May is Mental Health Awareness Month, but caring for our mental health and that of our family and friends is a priority that needs no month, season, or special circumstance. That may be especially true for nurses, who are often so busy that even if they recognize signs of mental distress in themselves or in family or friends, they push their concerns aside, downplay their importance, or emphatically deny there’s a problem at all.
Denial is a powerful coping strategy. It’s tempting to dismiss growing anxiety, depression, irritability, chronic headaches, or other emotional and physical signs as “I’m just having a bad day,” or “my colleague/family member seems a little out of sorts lately, but I’m sure they’ll get over it soon.” But like any other problem or illness, mental health issues are best addressed early, when a friend’s expression of concern or our own recognition of personal mental malaise should prompt, positive, immediate steps to restore healthy mental and emotional functioning.
The National Alliance on Mental Illness lists several warning signs of potential mental illness for health care professionals. While experiencing each of these occasionally may not be a cause for concern, when one or more of them become persistent and oppressive, professional counsel may be of help:
- Feeling irritable or angry

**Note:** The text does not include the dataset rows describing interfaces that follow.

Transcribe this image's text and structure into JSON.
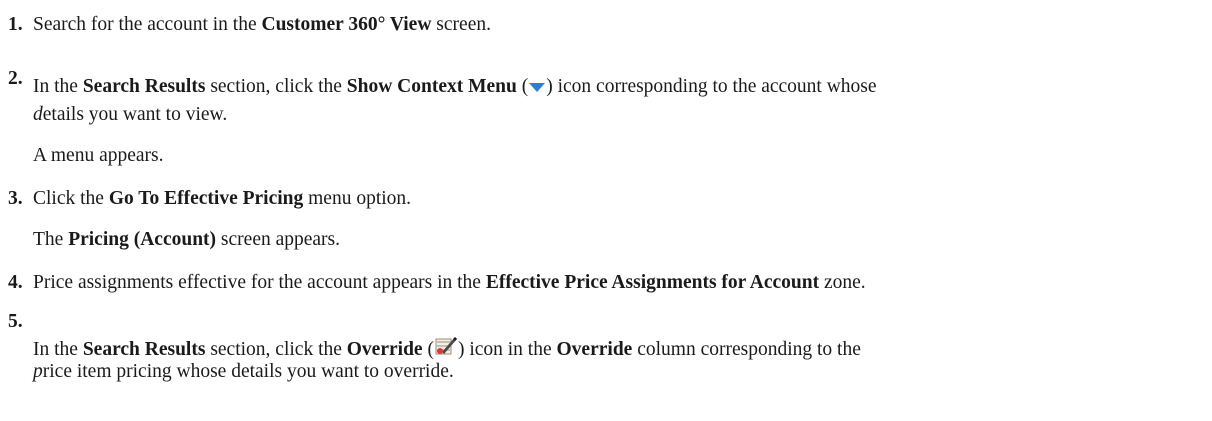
{
  "steps": [
    {
      "number": "1.",
      "a": "Search for the account in the ",
      "b1": "Customer 360° View",
      "c": " screen."
    },
    {
      "number": "2.",
      "a": "In the ",
      "b1": "Search Results",
      "c": " section, click the ",
      "b2": "Show Context Menu",
      "d": " (",
      "e": ") icon corresponding to the account whose",
      "line2_italic": "d",
      "line2_rest": "etails you want to view.",
      "result": "A menu appears."
    },
    {
      "number": "3.",
      "a": "Click the ",
      "b1": "Go To Effective Pricing",
      "c": " menu option.",
      "result_b": "Pricing (Account)",
      "result_rest": " screen appears.",
      "result_the": "The "
    },
    {
      "number": "4.",
      "a": "Price assignments effective for the account appears in the ",
      "b1": "Effective Price Assignments for Account",
      "c": " zone."
    },
    {
      "number": "5.",
      "a": "In the ",
      "b1": "Search Results",
      "c": " section, click the ",
      "b2": "Override",
      "d": " (",
      "e": ") icon in the ",
      "b3": "Override",
      "f": " column corresponding to the",
      "line2_italic": "p",
      "line2_rest": "rice item pricing whose details you want to override."
    }
  ],
  "icons": {
    "context_menu": "chevron-down-icon",
    "override": "override-edit-icon",
    "context_menu_color": "#2a7fd4"
  }
}
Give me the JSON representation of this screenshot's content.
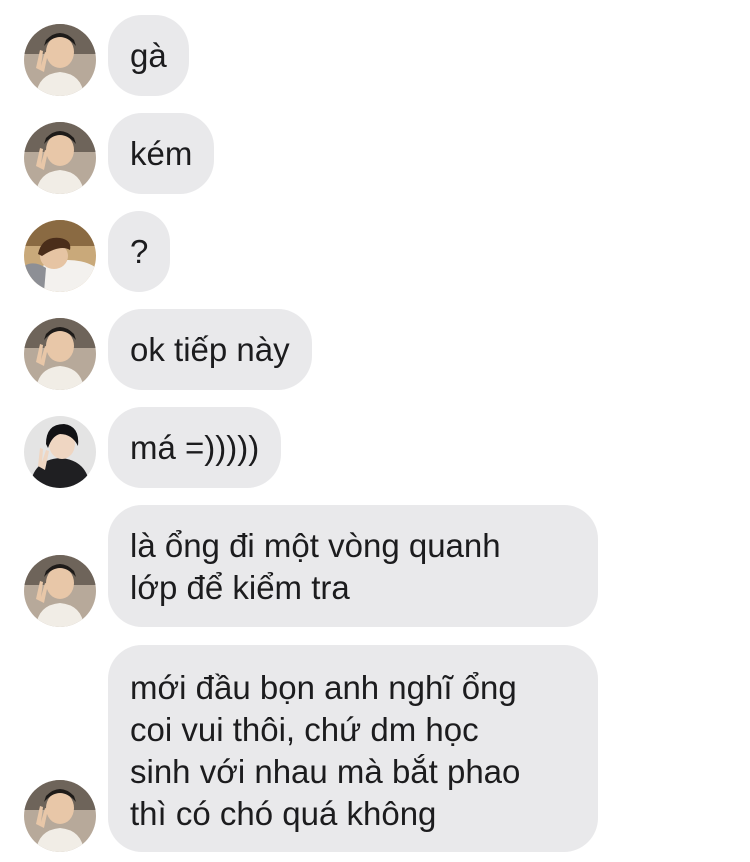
{
  "conversation": {
    "messages": [
      {
        "text": "gà",
        "avatar": "boy-peace-sign"
      },
      {
        "text": "kém",
        "avatar": "boy-peace-sign"
      },
      {
        "text": "?",
        "avatar": "boy-lying-pillow"
      },
      {
        "text": "ok tiếp này",
        "avatar": "boy-peace-sign"
      },
      {
        "text": "má =)))))",
        "avatar": "boy-dark-jacket"
      },
      {
        "text": "là ổng đi một vòng quanh\nlớp để kiểm tra",
        "avatar": "boy-peace-sign"
      },
      {
        "text": "mới đầu bọn anh nghĩ ổng\ncoi vui thôi, chứ dm học\nsinh với nhau mà bắt phao\nthì có chó quá không",
        "avatar": "boy-peace-sign"
      }
    ]
  },
  "colors": {
    "bubble": "#e9e9eb",
    "text": "#1c1c1e",
    "background": "#ffffff"
  }
}
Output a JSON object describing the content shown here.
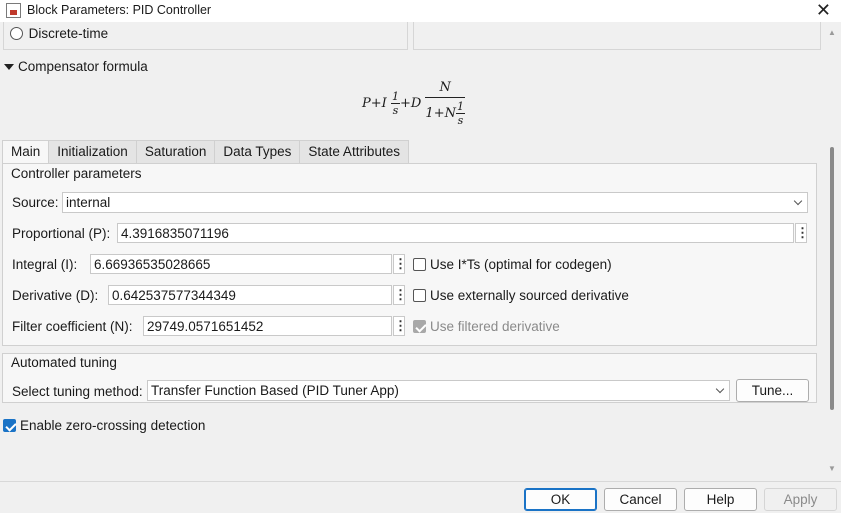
{
  "window": {
    "title": "Block Parameters: PID Controller"
  },
  "time_domain": {
    "discrete_label": "Discrete-time"
  },
  "compensator": {
    "header": "Compensator formula"
  },
  "tabs": [
    {
      "label": "Main"
    },
    {
      "label": "Initialization"
    },
    {
      "label": "Saturation"
    },
    {
      "label": "Data Types"
    },
    {
      "label": "State Attributes"
    }
  ],
  "main": {
    "group_title": "Controller parameters",
    "source_label": "Source:",
    "source_value": "internal",
    "p_label": "Proportional (P):",
    "p_value": "4.3916835071196",
    "i_label": "Integral (I):",
    "i_value": "6.66936535028665",
    "use_its_label": "Use I*Ts (optimal for codegen)",
    "use_its_checked": false,
    "d_label": "Derivative (D):",
    "d_value": "0.642537577344349",
    "ext_deriv_label": "Use externally sourced derivative",
    "ext_deriv_checked": false,
    "n_label": "Filter coefficient (N):",
    "n_value": "29749.0571651452",
    "filtered_label": "Use filtered derivative",
    "filtered_checked": true
  },
  "tuning": {
    "group_title": "Automated tuning",
    "method_label": "Select tuning method:",
    "method_value": "Transfer Function Based (PID Tuner App)",
    "tune_button": "Tune..."
  },
  "zero_crossing": {
    "label": "Enable zero-crossing detection",
    "checked": true
  },
  "footer": {
    "ok": "OK",
    "cancel": "Cancel",
    "help": "Help",
    "apply": "Apply"
  },
  "colors": {
    "accent": "#1a73c6",
    "disabled": "#8a8a8a"
  }
}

- Feeling anxious, depressed, lonely, or constantly sad
- Reliving traumatic events
- Isolating yourself and lacking trust in others

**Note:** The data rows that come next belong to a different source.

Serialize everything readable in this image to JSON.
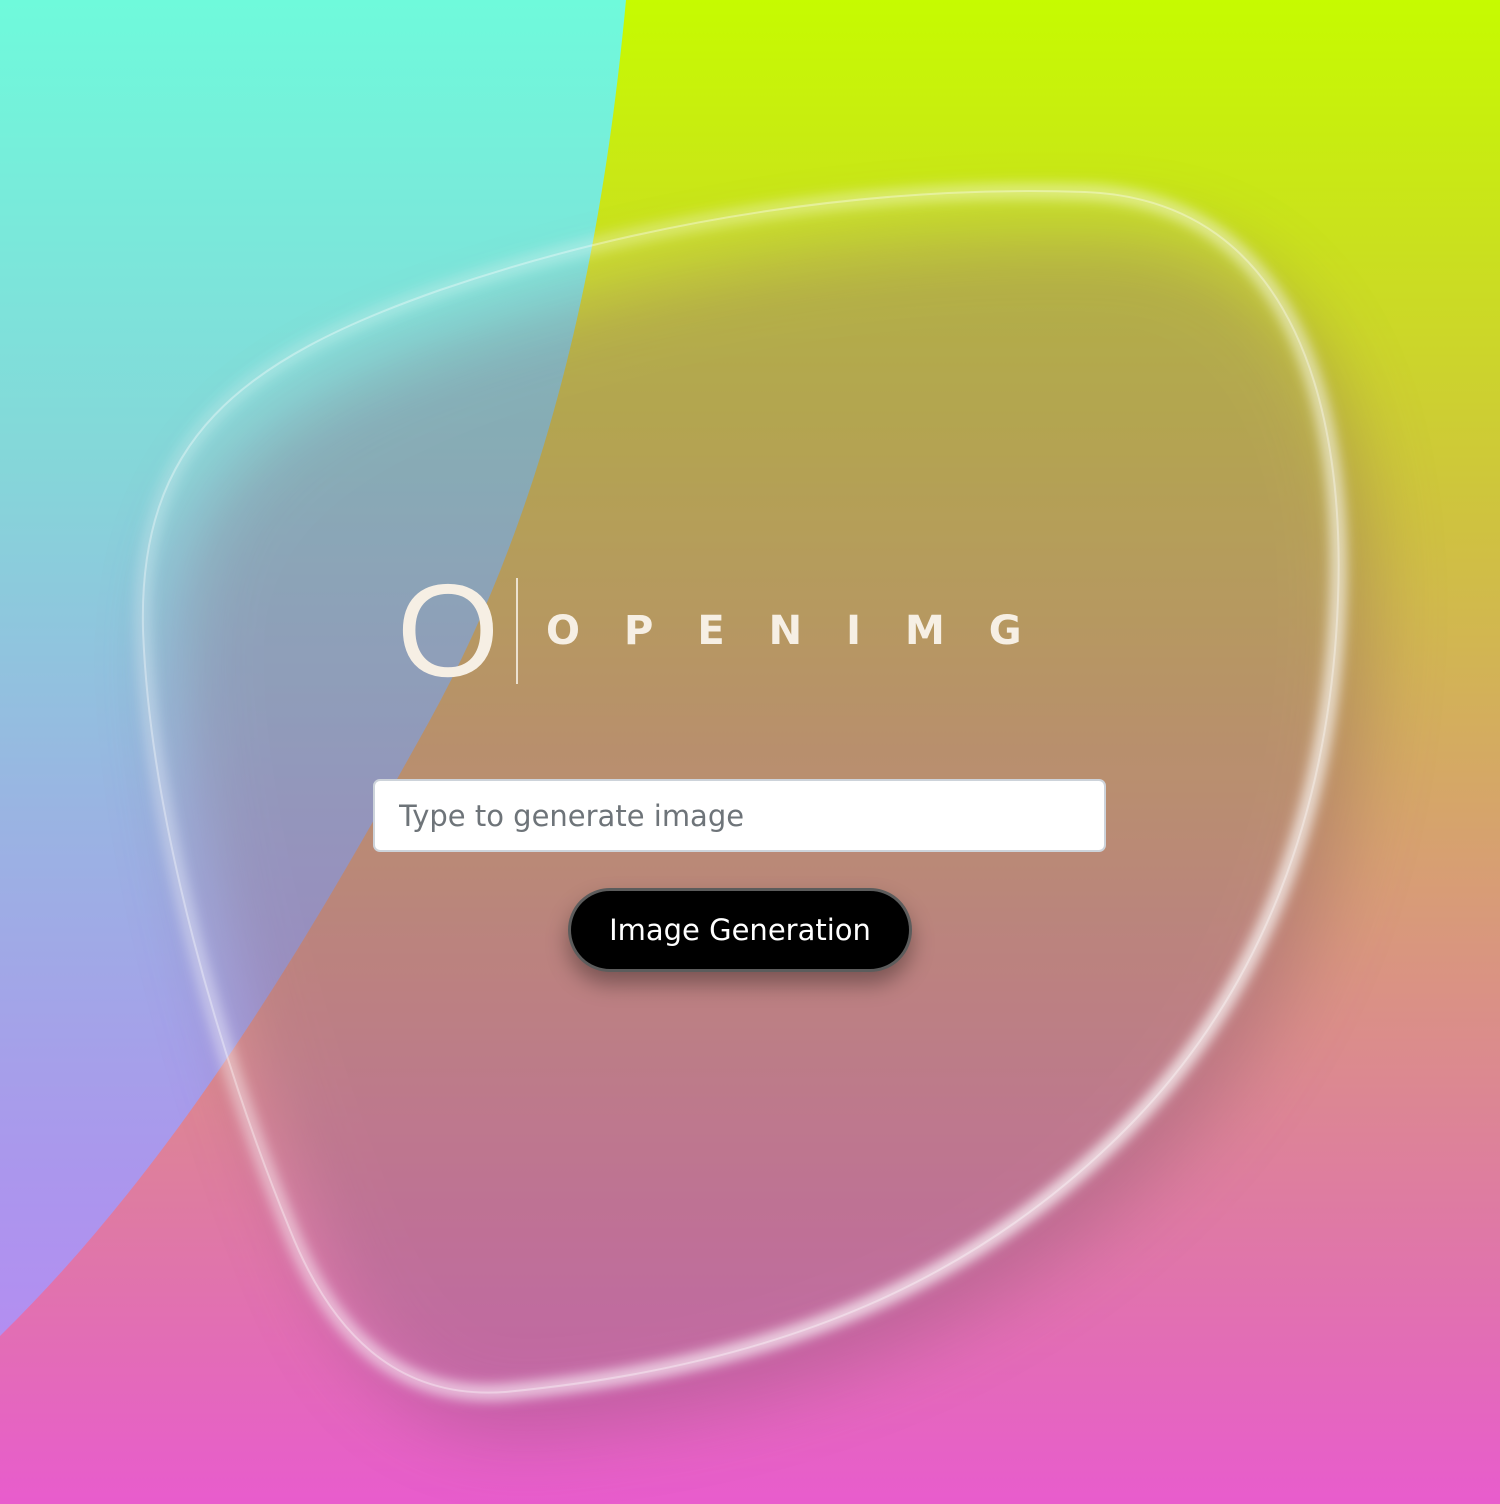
{
  "brand": {
    "logo_mark": "O",
    "wordmark": "OPENIMG"
  },
  "prompt": {
    "placeholder": "Type to generate image",
    "value": ""
  },
  "actions": {
    "generate_label": "Image Generation"
  },
  "colors": {
    "cyan_top": "#6ffadb",
    "lime_top": "#c6fb00",
    "magenta_bottom": "#e85ccd",
    "logo_cream": "#f6efe4",
    "button_black": "#000000"
  }
}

- Experiencing compassion fatigue, burnout, or moral injury
- Difficulty sleeping or sleeping too much
- New or increased substance use
- New or emerging physical issues including digestive or appetite problems, increased aches and pains, sexual or reproductive issues, and difficulty with cognition and memory
The old adage about an ounce of prevention being better than a pound of cure is paramount when dealing with mental health issues. Mental Health America, a community-based nonprofit dedicated to promoting mental health, believes mental health conditions should be treated long before they reach the most critical points in the disease process. That organization recommends, first, prevention, and when symptoms first appear, developing a plan of action to stop and hopefully reverse progression of the disease before it becomes overwhelming.
If you are concerned about a colleague or family member who is showing signs of mental distress, the American Psychiatric Association offers some tips for opening the conversation and guiding them to help. The APA recommends showing your concern and willingness to listen without judgment, using “I” rather than “you” statements, such as “I’m worried about you, “I hope you will consider talking with a counselor,” NOT: “you are,” “you should” directives that are likely to create resistance.
Even if you are not experiencing mental health issues at present, the organization Healthy Nurse, Healthy Nation offers practical suggestions to prepare for that eventuality. Their suggestions include taking advantage of any programs your employer may offer, including mental health screening, telehealth programs offered by your health care provider, and other preventive measures. The organization’s website also offers a number of self-care suggestions to relieve stress, as well as informative links for nurses and employers.
As always, if you need mental health support while on assignment, we urge you to call your Freedom recruiter at 866 463-0385. We also have an Employee Assistance Program (EAP) through Anthem that offers a variety of services, including mental health and crisis counseling.
*If you or someone in your family or workplace are considering suicide, immediately call the National Suicide Prevention Lifeline at 800-273-8255.*